My final reading recommendation for the waning days of summer, as well as to keep as a bedside bible over the autumn months, is Sir Roger Scruton’s reminder of How to be a Conservative.
It is not self-evident, especially in the present day and age when so many politicians who call themselves Conservative are patently not; when our cultural, religious and political inheritance is so routinely rejected; when Left liberalism is the dominant force across political and social life; when to be a conservative is, in effect, to be a counter-cultural presence – even a subversive – in private as well as public life (as the State intrudes ever more into the private sphere).
The idea that conservatism is as much about culture as about free markets is one that ‘the Party’ and most of the Right-leaning think tanks who seek to advise it have forgotten, or indeed have deliberately rejected. While George Osborne’s 2014 party conference speech, which celebrated a ‘modern’ brand of consumer-driven libertarianism, might have gone down well with the London metrosexual elite, it is less clear that it had much appeal with the electorate. As Tim Stanley commented – and the Brexit vote went on to prove – ‘a conservatism fixated with money isn’t nearly as popular as the campaign managers think’. Mrs Thatcher, contrary to the commonly held view, did believe in society. She saw the family as its bedrock, not the State. And she knew the meaning of ‘we’ – the necessary first person plural of our common identity. Cameron wanted to recreate such a society of mutual help and dependence, but he made the fundamental error of thinking this could be done by turning charities and voluntary organisations into new agencies of the State to effect it.
Mrs May, of all Conservative leaders to date, has the least understanding of what Scruton describes as ‘the motive in human beings that binds them to the place, the customs, the history and the people who are theirs’. Conservatism is indeed about the politics of attachment and Sir Roger, unlike contemporary Tories, has found the language to express it. It is not, he says, ‘a matter of defending global capitalism at all costs, or securing the privileges of the few against the many. It is a matter of defending civil society, maintaining autonomous institutions, and defending the citizen against the abuse of power. Its underlying motive is not greed or the lust for power but simply attachment to a way of life’.
Humanity may survive in the absence of old-fashioned decencies and values, but it won’t flourish, he says. Conservatism starts from ‘the sentiment that good things are easily destroyed but not easily created’. These are our collective assets: peace, freedom, law, civility, public spirit, the security of property, love and family life – which today’s Conservative Party is failing to guard.

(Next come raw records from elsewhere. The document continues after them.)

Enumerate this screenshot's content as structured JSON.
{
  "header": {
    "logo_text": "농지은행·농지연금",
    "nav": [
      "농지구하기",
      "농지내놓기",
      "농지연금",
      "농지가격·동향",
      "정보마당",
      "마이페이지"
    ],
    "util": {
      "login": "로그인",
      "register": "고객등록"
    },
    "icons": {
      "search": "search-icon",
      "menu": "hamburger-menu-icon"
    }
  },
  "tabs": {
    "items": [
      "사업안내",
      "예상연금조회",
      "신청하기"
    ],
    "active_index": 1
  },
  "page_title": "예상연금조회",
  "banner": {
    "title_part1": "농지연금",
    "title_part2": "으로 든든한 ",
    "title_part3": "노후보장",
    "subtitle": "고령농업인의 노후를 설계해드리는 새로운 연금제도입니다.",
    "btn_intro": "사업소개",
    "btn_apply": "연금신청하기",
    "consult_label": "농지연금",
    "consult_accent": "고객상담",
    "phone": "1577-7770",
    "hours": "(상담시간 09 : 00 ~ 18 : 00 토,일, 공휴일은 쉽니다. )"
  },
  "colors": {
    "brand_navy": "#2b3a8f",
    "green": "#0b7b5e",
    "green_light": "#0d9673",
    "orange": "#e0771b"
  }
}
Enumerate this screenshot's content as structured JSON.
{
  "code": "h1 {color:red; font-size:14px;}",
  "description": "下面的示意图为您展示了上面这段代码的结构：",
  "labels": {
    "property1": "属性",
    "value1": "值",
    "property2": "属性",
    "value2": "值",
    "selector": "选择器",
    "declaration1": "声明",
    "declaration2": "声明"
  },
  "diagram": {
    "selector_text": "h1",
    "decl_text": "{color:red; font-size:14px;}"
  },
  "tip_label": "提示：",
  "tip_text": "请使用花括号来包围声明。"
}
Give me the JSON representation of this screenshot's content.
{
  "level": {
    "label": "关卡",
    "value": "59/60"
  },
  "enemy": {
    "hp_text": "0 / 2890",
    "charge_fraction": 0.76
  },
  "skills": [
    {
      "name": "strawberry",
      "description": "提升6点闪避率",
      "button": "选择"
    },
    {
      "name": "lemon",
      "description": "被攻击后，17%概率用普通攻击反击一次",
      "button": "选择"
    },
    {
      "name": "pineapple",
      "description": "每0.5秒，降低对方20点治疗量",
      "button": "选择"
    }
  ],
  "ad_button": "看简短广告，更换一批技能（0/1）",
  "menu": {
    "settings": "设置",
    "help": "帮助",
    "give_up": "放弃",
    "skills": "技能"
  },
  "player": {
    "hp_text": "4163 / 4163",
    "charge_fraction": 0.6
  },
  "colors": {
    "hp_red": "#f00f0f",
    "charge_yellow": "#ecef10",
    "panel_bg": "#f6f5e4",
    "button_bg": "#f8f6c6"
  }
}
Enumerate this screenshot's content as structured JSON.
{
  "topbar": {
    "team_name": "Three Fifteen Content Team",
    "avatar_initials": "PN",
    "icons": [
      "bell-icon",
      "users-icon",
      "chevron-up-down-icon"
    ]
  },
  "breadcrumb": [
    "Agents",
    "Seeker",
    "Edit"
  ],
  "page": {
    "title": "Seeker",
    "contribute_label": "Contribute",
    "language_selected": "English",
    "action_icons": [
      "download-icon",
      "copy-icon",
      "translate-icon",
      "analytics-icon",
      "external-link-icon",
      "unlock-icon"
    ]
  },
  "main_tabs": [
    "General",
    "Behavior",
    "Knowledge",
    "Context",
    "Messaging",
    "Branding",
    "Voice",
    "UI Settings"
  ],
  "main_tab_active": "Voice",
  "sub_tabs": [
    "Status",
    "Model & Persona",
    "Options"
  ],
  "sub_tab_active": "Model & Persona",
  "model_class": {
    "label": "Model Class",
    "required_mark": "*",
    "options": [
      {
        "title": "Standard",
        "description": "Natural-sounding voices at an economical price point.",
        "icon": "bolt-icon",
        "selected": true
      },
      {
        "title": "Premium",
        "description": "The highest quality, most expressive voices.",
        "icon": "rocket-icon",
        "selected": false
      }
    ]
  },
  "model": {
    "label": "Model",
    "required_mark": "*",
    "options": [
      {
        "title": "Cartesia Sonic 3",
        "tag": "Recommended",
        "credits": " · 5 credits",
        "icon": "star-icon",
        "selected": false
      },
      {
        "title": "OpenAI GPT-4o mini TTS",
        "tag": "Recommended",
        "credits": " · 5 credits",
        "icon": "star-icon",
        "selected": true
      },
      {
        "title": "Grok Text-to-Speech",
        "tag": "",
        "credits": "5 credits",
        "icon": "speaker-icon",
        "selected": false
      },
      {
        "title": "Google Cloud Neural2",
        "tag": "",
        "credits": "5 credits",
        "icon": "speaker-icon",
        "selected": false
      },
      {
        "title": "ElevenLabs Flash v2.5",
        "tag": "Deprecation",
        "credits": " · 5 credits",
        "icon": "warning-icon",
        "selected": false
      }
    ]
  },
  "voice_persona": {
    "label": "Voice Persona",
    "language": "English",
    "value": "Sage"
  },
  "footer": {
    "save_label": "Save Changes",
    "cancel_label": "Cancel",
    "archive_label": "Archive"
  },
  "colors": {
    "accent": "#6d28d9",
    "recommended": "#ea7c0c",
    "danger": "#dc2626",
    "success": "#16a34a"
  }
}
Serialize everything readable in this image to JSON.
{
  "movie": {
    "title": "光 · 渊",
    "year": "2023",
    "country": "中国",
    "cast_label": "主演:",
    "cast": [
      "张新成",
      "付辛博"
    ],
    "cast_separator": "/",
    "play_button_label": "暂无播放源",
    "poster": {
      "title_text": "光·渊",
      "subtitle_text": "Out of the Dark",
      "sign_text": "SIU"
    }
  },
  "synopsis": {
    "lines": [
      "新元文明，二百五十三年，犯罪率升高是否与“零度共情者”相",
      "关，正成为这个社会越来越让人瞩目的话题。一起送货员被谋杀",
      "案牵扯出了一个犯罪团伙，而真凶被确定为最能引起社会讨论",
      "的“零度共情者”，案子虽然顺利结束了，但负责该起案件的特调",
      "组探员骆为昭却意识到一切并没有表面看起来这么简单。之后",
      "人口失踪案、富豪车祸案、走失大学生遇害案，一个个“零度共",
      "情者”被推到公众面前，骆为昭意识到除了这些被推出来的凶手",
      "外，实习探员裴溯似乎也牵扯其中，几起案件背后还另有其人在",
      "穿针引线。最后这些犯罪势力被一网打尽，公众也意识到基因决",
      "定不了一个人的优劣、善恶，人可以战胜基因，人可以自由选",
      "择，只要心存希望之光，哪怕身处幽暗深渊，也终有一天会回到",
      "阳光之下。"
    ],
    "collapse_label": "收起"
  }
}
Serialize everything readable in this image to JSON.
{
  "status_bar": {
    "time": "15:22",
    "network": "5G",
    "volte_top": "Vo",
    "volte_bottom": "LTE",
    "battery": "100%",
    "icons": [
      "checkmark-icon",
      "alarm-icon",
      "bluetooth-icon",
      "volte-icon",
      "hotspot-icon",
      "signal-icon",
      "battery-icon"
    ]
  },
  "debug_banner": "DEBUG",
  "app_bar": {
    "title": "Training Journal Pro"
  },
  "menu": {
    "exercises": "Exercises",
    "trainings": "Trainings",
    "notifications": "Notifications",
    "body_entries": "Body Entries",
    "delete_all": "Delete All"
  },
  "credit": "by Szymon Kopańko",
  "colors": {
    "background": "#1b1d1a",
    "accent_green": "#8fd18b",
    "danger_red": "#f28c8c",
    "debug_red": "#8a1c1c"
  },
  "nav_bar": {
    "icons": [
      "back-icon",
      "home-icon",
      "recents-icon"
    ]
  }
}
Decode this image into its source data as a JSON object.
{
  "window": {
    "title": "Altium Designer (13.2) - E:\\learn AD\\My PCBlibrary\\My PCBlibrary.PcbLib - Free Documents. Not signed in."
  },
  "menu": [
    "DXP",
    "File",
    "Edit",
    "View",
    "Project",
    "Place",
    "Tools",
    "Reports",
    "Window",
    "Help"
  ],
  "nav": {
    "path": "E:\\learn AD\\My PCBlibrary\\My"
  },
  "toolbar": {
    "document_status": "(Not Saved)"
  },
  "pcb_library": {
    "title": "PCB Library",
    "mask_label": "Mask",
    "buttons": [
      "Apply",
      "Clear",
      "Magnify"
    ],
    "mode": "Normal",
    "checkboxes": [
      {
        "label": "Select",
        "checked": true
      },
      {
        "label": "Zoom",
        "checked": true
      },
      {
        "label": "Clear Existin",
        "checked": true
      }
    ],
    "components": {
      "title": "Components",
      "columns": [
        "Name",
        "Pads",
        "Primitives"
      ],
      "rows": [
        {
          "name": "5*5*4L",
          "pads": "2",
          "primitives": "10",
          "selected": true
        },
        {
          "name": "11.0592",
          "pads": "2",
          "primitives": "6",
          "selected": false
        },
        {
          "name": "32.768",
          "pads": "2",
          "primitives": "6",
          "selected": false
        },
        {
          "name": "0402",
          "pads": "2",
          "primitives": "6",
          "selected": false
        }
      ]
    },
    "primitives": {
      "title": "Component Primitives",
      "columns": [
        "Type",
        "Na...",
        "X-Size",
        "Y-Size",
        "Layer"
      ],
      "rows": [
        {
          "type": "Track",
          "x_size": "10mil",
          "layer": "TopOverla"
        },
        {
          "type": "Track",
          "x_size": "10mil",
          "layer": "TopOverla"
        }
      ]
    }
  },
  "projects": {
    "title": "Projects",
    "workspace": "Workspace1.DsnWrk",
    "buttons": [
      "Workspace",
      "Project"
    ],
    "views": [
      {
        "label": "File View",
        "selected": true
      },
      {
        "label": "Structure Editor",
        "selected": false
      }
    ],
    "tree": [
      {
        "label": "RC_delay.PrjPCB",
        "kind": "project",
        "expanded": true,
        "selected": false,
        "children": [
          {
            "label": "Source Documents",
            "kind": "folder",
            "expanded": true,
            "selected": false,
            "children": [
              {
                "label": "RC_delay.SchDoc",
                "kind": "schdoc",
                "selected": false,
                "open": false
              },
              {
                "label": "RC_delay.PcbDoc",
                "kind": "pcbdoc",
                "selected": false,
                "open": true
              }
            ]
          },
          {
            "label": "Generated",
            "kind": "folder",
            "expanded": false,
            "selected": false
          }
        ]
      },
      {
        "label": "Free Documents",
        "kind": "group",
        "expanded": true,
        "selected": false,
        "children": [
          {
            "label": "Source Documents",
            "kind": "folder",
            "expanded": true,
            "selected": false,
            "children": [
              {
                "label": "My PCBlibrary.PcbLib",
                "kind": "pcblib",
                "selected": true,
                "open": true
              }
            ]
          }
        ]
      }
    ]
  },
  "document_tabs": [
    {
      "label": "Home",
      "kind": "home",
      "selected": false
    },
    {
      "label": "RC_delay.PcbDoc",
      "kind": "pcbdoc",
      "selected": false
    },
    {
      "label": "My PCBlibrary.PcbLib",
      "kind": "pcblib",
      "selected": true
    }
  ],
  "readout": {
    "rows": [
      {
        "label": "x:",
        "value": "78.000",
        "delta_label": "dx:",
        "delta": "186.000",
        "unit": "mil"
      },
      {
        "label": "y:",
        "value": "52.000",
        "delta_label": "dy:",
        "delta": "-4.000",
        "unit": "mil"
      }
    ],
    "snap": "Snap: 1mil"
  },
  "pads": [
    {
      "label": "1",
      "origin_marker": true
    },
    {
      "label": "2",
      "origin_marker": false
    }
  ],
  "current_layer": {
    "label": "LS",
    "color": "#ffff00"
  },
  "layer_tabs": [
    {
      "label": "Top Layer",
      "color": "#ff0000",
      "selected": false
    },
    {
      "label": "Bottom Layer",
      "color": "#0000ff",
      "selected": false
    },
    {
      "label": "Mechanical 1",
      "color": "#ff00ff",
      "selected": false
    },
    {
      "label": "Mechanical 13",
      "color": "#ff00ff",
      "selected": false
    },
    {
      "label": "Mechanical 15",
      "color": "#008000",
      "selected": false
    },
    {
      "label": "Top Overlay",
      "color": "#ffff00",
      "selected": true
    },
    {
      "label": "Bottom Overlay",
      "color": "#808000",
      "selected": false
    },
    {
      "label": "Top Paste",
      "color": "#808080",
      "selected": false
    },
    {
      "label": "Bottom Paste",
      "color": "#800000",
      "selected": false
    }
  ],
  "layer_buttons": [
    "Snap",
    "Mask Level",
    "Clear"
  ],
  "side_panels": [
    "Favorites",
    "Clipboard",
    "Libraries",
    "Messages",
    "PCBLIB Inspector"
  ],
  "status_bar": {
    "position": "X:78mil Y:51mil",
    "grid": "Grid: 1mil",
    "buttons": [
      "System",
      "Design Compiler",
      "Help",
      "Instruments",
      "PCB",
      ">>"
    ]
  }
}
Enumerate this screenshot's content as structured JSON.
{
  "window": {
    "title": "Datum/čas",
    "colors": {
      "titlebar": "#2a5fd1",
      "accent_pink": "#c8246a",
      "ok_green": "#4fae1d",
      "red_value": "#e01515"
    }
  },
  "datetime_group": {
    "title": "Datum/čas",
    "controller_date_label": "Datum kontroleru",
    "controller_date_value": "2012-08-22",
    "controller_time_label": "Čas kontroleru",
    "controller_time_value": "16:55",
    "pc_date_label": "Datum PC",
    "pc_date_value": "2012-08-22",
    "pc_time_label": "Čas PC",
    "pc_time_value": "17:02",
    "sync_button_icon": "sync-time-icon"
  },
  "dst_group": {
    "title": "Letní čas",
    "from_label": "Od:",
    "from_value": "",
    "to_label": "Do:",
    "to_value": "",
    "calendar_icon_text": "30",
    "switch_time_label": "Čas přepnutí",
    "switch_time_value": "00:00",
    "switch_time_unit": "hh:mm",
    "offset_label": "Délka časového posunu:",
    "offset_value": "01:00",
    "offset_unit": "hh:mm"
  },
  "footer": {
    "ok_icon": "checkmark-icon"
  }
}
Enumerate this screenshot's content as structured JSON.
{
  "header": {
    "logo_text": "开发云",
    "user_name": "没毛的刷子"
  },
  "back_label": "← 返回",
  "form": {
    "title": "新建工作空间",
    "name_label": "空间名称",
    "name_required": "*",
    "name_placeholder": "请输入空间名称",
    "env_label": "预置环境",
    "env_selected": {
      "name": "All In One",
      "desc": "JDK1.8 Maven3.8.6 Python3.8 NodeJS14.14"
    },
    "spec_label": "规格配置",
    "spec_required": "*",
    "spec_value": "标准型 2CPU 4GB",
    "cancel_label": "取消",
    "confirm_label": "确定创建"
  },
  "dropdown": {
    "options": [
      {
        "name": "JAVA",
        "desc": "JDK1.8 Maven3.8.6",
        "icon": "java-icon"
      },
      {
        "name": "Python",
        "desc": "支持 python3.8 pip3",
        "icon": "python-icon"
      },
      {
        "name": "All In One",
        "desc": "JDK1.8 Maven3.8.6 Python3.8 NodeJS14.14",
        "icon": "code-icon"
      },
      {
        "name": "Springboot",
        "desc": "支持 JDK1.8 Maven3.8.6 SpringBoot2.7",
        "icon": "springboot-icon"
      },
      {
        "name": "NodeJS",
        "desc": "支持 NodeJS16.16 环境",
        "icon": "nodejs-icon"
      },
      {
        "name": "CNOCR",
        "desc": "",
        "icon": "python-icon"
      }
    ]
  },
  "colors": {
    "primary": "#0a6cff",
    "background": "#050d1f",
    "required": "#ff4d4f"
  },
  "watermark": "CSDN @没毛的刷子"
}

‘If we look at the big issues facing us today – the EU, mass immigration, the union, Islamic extremism, the environment – we will surely see that the Conservative view rightly identifies what is now at stake: namely the survival of our way of life. Conservatives are not very good at articulating the point, and left-liberal censorship intimidates those who attempt to do so. But it is a fault in the socialist and liberal ideas that they can be so easily articulated – a proof that they avoid the real, hard philosophical task, which is that of seeing civil society as it is, and recognising that it is easier to destroy good things in the name of an ideal than to maintain them as a reality.’
Over the next few days I’ll be focusing more specifically on what Scruton has to say about the various ‘isms’ – nationalism, socialism, capitalism, liberalism, multiculturalism and environmentalism – their truths and appeal, their falsehoods and pieties, to arm us for the political debates to come.
But to get into the mood here is a Hoover Institute interview with Sir Roger on the book in which he talks, inter alia, about his motivation for writing it.
For anyone needing a shortcut through all this, here’s an article by the great man himself which should do the trick.